Aim of the exercise: Nothing but the entries, copied exactly, should appear in the response.

Dataset rows for apps and sites:

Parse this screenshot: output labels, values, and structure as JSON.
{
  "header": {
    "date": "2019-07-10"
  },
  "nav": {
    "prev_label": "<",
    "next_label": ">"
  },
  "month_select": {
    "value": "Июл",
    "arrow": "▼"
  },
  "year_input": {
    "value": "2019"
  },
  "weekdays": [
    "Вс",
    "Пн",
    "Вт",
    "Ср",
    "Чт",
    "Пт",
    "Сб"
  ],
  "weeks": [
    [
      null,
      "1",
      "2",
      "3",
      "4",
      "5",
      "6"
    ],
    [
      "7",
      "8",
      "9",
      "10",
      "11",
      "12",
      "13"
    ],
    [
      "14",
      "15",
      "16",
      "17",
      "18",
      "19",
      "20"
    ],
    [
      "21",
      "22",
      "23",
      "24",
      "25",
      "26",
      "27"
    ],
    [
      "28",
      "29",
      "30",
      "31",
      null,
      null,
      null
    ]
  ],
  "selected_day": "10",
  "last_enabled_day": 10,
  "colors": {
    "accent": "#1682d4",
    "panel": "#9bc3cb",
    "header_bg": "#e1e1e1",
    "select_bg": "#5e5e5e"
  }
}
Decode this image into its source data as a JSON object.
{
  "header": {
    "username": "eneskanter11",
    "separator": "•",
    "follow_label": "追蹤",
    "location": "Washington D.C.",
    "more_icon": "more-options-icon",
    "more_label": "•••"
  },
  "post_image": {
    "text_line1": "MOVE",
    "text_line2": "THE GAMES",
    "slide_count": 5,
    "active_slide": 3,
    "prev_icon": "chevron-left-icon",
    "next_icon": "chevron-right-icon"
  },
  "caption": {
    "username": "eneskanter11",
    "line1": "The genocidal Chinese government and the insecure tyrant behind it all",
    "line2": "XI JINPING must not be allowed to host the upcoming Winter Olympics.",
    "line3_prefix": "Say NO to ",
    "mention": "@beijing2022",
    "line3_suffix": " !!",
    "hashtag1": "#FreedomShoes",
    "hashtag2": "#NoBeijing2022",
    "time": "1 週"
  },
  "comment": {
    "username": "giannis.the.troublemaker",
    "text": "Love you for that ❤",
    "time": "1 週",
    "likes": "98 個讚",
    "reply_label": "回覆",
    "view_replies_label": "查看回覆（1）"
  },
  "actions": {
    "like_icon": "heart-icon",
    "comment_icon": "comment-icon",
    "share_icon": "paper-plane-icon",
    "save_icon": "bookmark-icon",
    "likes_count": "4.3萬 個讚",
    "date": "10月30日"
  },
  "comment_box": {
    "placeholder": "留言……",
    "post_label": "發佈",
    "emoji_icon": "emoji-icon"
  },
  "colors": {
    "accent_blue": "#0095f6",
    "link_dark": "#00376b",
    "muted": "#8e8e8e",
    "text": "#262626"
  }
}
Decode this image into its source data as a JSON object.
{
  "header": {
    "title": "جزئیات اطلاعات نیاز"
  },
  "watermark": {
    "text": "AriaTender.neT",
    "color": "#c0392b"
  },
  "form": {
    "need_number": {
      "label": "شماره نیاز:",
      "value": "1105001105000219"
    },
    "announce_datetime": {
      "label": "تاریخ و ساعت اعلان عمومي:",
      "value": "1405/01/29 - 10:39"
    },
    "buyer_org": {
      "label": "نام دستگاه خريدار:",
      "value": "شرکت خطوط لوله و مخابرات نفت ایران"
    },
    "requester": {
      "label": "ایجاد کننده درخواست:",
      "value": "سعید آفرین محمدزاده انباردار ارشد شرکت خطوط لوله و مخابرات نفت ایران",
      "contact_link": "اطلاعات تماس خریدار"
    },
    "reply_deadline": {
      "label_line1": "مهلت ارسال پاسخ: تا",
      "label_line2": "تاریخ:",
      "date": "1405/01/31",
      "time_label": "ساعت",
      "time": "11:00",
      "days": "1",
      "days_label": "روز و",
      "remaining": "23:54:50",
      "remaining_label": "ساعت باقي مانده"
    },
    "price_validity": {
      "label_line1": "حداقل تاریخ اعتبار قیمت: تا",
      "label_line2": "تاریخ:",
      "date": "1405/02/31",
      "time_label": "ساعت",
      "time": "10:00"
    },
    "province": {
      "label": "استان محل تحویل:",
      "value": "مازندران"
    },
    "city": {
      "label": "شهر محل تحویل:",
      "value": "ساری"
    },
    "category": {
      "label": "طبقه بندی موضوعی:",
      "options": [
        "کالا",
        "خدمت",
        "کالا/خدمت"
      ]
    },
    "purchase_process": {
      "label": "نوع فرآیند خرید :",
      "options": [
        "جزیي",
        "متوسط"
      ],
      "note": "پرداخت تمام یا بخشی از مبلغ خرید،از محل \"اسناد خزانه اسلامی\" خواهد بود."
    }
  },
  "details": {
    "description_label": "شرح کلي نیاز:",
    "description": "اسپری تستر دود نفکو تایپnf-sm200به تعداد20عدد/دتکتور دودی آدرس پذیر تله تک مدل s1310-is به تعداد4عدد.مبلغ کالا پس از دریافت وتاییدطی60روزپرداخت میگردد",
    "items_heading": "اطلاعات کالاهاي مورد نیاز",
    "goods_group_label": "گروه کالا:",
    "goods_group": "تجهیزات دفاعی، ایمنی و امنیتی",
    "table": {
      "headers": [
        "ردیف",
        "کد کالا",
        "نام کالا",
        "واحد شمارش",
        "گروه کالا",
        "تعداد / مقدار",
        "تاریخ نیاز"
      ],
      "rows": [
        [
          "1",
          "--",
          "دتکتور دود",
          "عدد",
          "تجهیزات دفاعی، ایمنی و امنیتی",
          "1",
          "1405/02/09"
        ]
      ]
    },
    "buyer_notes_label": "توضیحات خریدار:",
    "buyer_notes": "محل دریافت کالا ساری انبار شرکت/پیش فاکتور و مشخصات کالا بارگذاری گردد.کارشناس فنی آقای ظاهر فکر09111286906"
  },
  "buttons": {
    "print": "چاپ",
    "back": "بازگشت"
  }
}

Exercise result:
Parse this screenshot: output labels, values, and structure as JSON.
{
  "header": {
    "date": "2019-07-10"
  },
  "nav": {
    "prev_label": "<",
    "next_label": ">"
  },
  "month_select": {
    "value": "Июл",
    "arrow": "▼"
  },
  "year_input": {
    "value": "2019"
  },
  "weekdays": [
    "Вс",
    "Пн",
    "Вт",
    "Ср",
    "Чт",
    "Пт",
    "Сб"
  ],
  "weeks": [
    [
      null,
      "1",
      "2",
      "3",
      "4",
      "5",
      "6"
    ],
    [
      "7",
      "8",
      "9",
      "10",
      "11",
      "12",
      "13"
    ],
    [
      "14",
      "15",
      "16",
      "17",
      "18",
      "19",
      "20"
    ],
    [
      "21",
      "22",
      "23",
      "24",
      "25",
      "26",
      "27"
    ],
    [
      "28",
      "29",
      "30",
      "31",
      null,
      null,
      null
    ]
  ],
  "selected_day": "10",
  "last_enabled_day": 10,
  "colors": {
    "accent": "#1682d4",
    "panel": "#9bc3cb",
    "header_bg": "#e1e1e1",
    "select_bg": "#5e5e5e"
  }
}
Decode this image into its source data as a JSON object.
{
  "header": {
    "username": "eneskanter11",
    "separator": "•",
    "follow_label": "追蹤",
    "location": "Washington D.C.",
    "more_icon": "more-options-icon",
    "more_label": "•••"
  },
  "post_image": {
    "text_line1": "MOVE",
    "text_line2": "THE GAMES",
    "slide_count": 5,
    "active_slide": 3,
    "prev_icon": "chevron-left-icon",
    "next_icon": "chevron-right-icon"
  },
  "caption": {
    "username": "eneskanter11",
    "line1": "The genocidal Chinese government and the insecure tyrant behind it all",
    "line2": "XI JINPING must not be allowed to host the upcoming Winter Olympics.",
    "line3_prefix": "Say NO to ",
    "mention": "@beijing2022",
    "line3_suffix": " !!",
    "hashtag1": "#FreedomShoes",
    "hashtag2": "#NoBeijing2022",
    "time": "1 週"
  },
  "comment": {
    "username": "giannis.the.troublemaker",
    "text": "Love you for that ❤",
    "time": "1 週",
    "likes": "98 個讚",
    "reply_label": "回覆",
    "view_replies_label": "查看回覆（1）"
  },
  "actions": {
    "like_icon": "heart-icon",
    "comment_icon": "comment-icon",
    "share_icon": "paper-plane-icon",
    "save_icon": "bookmark-icon",
    "likes_count": "4.3萬 個讚",
    "date": "10月30日"
  },
  "comment_box": {
    "placeholder": "留言……",
    "post_label": "發佈",
    "emoji_icon": "emoji-icon"
  },
  "colors": {
    "accent_blue": "#0095f6",
    "link_dark": "#00376b",
    "muted": "#8e8e8e",
    "text": "#262626"
  }
}
Decode this image into its source data as a JSON object.
{
  "header": {
    "title": "جزئیات اطلاعات نیاز"
  },
  "watermark": {
    "text": "AriaTender.neT",
    "color": "#c0392b"
  },
  "form": {
    "need_number": {
      "label": "شماره نیاز:",
      "value": "1105001105000219"
    },
    "announce_datetime": {
      "label": "تاریخ و ساعت اعلان عمومي:",
      "value": "1405/01/29 - 10:39"
    },
    "buyer_org": {
      "label": "نام دستگاه خريدار:",
      "value": "شرکت خطوط لوله و مخابرات نفت ایران"
    },
    "requester": {
      "label": "ایجاد کننده درخواست:",
      "value": "سعید آفرین محمدزاده انباردار ارشد شرکت خطوط لوله و مخابرات نفت ایران",
      "contact_link": "اطلاعات تماس خریدار"
    },
    "reply_deadline": {
      "label_line1": "مهلت ارسال پاسخ: تا",
      "label_line2": "تاریخ:",
      "date": "1405/01/31",
      "time_label": "ساعت",
      "time": "11:00",
      "days": "1",
      "days_label": "روز و",
      "remaining": "23:54:50",
      "remaining_label": "ساعت باقي مانده"
    },
    "price_validity": {
      "label_line1": "حداقل تاریخ اعتبار قیمت: تا",
      "label_line2": "تاریخ:",
      "date": "1405/02/31",
      "time_label": "ساعت",
      "time": "10:00"
    },
    "province": {
      "label": "استان محل تحویل:",
      "value": "مازندران"
    },
    "city": {
      "label": "شهر محل تحویل:",
      "value": "ساری"
    },
    "category": {
      "label": "طبقه بندی موضوعی:",
      "options": [
        "کالا",
        "خدمت",
        "کالا/خدمت"
      ]
    },
    "purchase_process": {
      "label": "نوع فرآیند خرید :",
      "options": [
        "جزیي",
        "متوسط"
      ],
      "note": "پرداخت تمام یا بخشی از مبلغ خرید،از محل \"اسناد خزانه اسلامی\" خواهد بود."
    }
  },
  "details": {
    "description_label": "شرح کلي نیاز:",
    "description": "اسپری تستر دود نفکو تایپnf-sm200به تعداد20عدد/دتکتور دودی آدرس پذیر تله تک مدل s1310-is به تعداد4عدد.مبلغ کالا پس از دریافت وتاییدطی60روزپرداخت میگردد",
    "items_heading": "اطلاعات کالاهاي مورد نیاز",
    "goods_group_label": "گروه کالا:",
    "goods_group": "تجهیزات دفاعی، ایمنی و امنیتی",
    "table": {
      "headers": [
        "ردیف",
        "کد کالا",
        "نام کالا",
        "واحد شمارش",
        "گروه کالا",
        "تعداد / مقدار",
        "تاریخ نیاز"
      ],
      "rows": [
        [
          "1",
          "--",
          "دتکتور دود",
          "عدد",
          "تجهیزات دفاعی، ایمنی و امنیتی",
          "1",
          "1405/02/09"
        ]
      ]
    },
    "buyer_notes_label": "توضیحات خریدار:",
    "buyer_notes": "محل دریافت کالا ساری انبار شرکت/پیش فاکتور و مشخصات کالا بارگذاری گردد.کارشناس فنی آقای ظاهر فکر09111286906"
  },
  "buttons": {
    "print": "چاپ",
    "back": "بازگشت"
  }
}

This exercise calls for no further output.